= WHAT YOU ARE ASKED TO DO =
From the first line to the last, output the records exactly and drop any images.
--*--
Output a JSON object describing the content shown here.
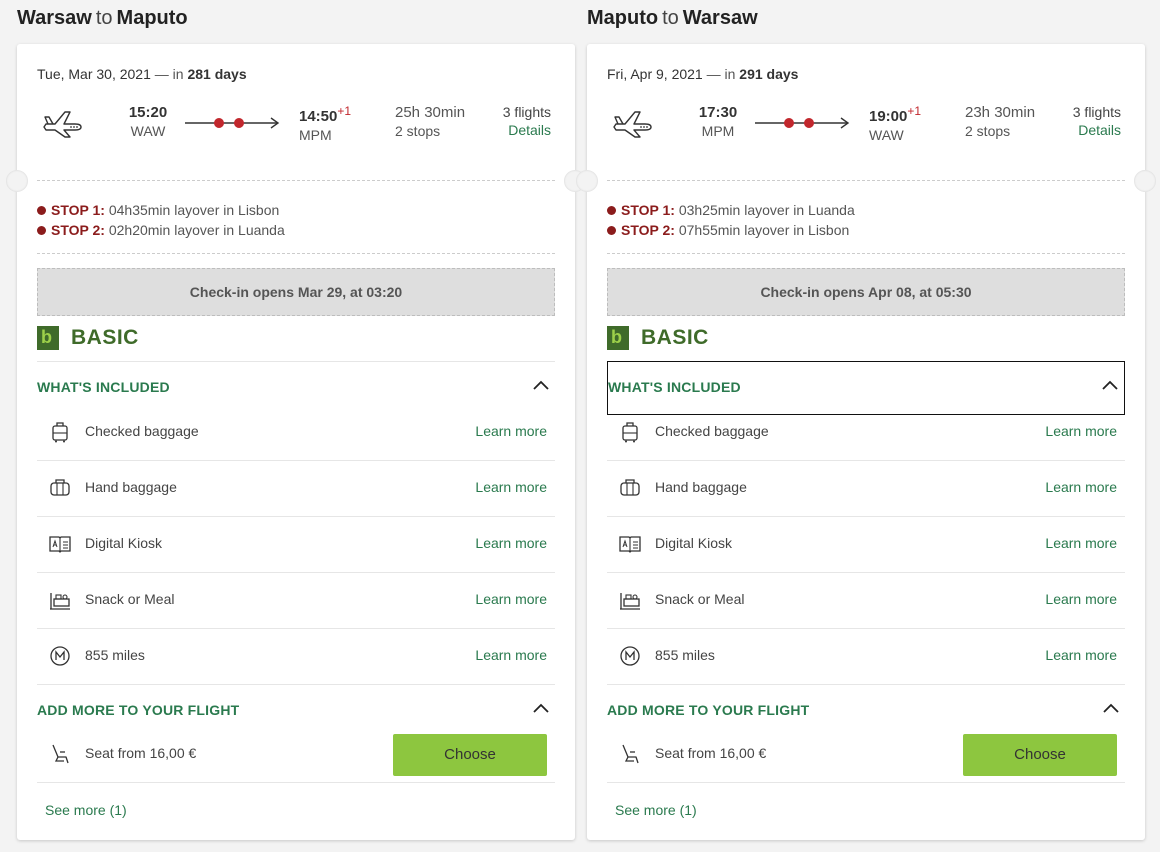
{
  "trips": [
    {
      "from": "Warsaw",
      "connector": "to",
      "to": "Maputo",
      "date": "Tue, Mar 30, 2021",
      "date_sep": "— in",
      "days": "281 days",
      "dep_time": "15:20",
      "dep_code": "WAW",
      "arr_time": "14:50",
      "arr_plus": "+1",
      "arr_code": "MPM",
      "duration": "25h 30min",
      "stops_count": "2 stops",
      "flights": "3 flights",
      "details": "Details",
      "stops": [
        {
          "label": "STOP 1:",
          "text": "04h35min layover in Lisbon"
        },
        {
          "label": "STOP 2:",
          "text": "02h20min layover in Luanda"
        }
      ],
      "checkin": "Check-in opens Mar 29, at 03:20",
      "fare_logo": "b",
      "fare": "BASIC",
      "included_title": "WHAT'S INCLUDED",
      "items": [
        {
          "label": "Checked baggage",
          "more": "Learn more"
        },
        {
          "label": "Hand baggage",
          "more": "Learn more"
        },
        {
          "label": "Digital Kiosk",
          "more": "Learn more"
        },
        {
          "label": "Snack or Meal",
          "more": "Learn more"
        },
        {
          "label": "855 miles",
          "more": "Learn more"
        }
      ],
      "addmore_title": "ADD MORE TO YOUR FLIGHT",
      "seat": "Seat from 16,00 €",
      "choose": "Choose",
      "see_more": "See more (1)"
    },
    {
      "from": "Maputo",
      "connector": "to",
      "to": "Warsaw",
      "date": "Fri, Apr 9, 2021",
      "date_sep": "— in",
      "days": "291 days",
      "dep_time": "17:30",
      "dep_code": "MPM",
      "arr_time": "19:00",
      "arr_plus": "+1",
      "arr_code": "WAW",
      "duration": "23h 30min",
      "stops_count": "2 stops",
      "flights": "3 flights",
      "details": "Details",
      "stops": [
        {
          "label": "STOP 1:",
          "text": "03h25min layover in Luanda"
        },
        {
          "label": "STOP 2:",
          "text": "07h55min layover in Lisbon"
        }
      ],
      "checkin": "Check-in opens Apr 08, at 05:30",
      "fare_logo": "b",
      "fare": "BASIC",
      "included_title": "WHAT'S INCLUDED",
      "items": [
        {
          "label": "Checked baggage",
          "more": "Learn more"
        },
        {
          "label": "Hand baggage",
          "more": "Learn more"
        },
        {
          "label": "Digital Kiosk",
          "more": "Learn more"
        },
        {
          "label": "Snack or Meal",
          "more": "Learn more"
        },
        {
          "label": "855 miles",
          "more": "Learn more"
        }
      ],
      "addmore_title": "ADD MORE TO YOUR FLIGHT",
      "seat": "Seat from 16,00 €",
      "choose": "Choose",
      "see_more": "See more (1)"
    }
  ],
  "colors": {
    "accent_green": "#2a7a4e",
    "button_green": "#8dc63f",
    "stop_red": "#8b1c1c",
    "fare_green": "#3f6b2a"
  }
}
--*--
= TASK ANSWER =
Output a JSON object describing the content shown here.
{
  "trips": [
    {
      "from": "Warsaw",
      "connector": "to",
      "to": "Maputo",
      "date": "Tue, Mar 30, 2021",
      "date_sep": "— in",
      "days": "281 days",
      "dep_time": "15:20",
      "dep_code": "WAW",
      "arr_time": "14:50",
      "arr_plus": "+1",
      "arr_code": "MPM",
      "duration": "25h 30min",
      "stops_count": "2 stops",
      "flights": "3 flights",
      "details": "Details",
      "stops": [
        {
          "label": "STOP 1:",
          "text": "04h35min layover in Lisbon"
        },
        {
          "label": "STOP 2:",
          "text": "02h20min layover in Luanda"
        }
      ],
      "checkin": "Check-in opens Mar 29, at 03:20",
      "fare_logo": "b",
      "fare": "BASIC",
      "included_title": "WHAT'S INCLUDED",
      "items": [
        {
          "label": "Checked baggage",
          "more": "Learn more"
        },
        {
          "label": "Hand baggage",
          "more": "Learn more"
        },
        {
          "label": "Digital Kiosk",
          "more": "Learn more"
        },
        {
          "label": "Snack or Meal",
          "more": "Learn more"
        },
        {
          "label": "855 miles",
          "more": "Learn more"
        }
      ],
      "addmore_title": "ADD MORE TO YOUR FLIGHT",
      "seat": "Seat from 16,00 €",
      "choose": "Choose",
      "see_more": "See more (1)"
    },
    {
      "from": "Maputo",
      "connector": "to",
      "to": "Warsaw",
      "date": "Fri, Apr 9, 2021",
      "date_sep": "— in",
      "days": "291 days",
      "dep_time": "17:30",
      "dep_code": "MPM",
      "arr_time": "19:00",
      "arr_plus": "+1",
      "arr_code": "WAW",
      "duration": "23h 30min",
      "stops_count": "2 stops",
      "flights": "3 flights",
      "details": "Details",
      "stops": [
        {
          "label": "STOP 1:",
          "text": "03h25min layover in Luanda"
        },
        {
          "label": "STOP 2:",
          "text": "07h55min layover in Lisbon"
        }
      ],
      "checkin": "Check-in opens Apr 08, at 05:30",
      "fare_logo": "b",
      "fare": "BASIC",
      "included_title": "WHAT'S INCLUDED",
      "items": [
        {
          "label": "Checked baggage",
          "more": "Learn more"
        },
        {
          "label": "Hand baggage",
          "more": "Learn more"
        },
        {
          "label": "Digital Kiosk",
          "more": "Learn more"
        },
        {
          "label": "Snack or Meal",
          "more": "Learn more"
        },
        {
          "label": "855 miles",
          "more": "Learn more"
        }
      ],
      "addmore_title": "ADD MORE TO YOUR FLIGHT",
      "seat": "Seat from 16,00 €",
      "choose": "Choose",
      "see_more": "See more (1)"
    }
  ],
  "colors": {
    "accent_green": "#2a7a4e",
    "button_green": "#8dc63f",
    "stop_red": "#8b1c1c",
    "fare_green": "#3f6b2a"
  }
}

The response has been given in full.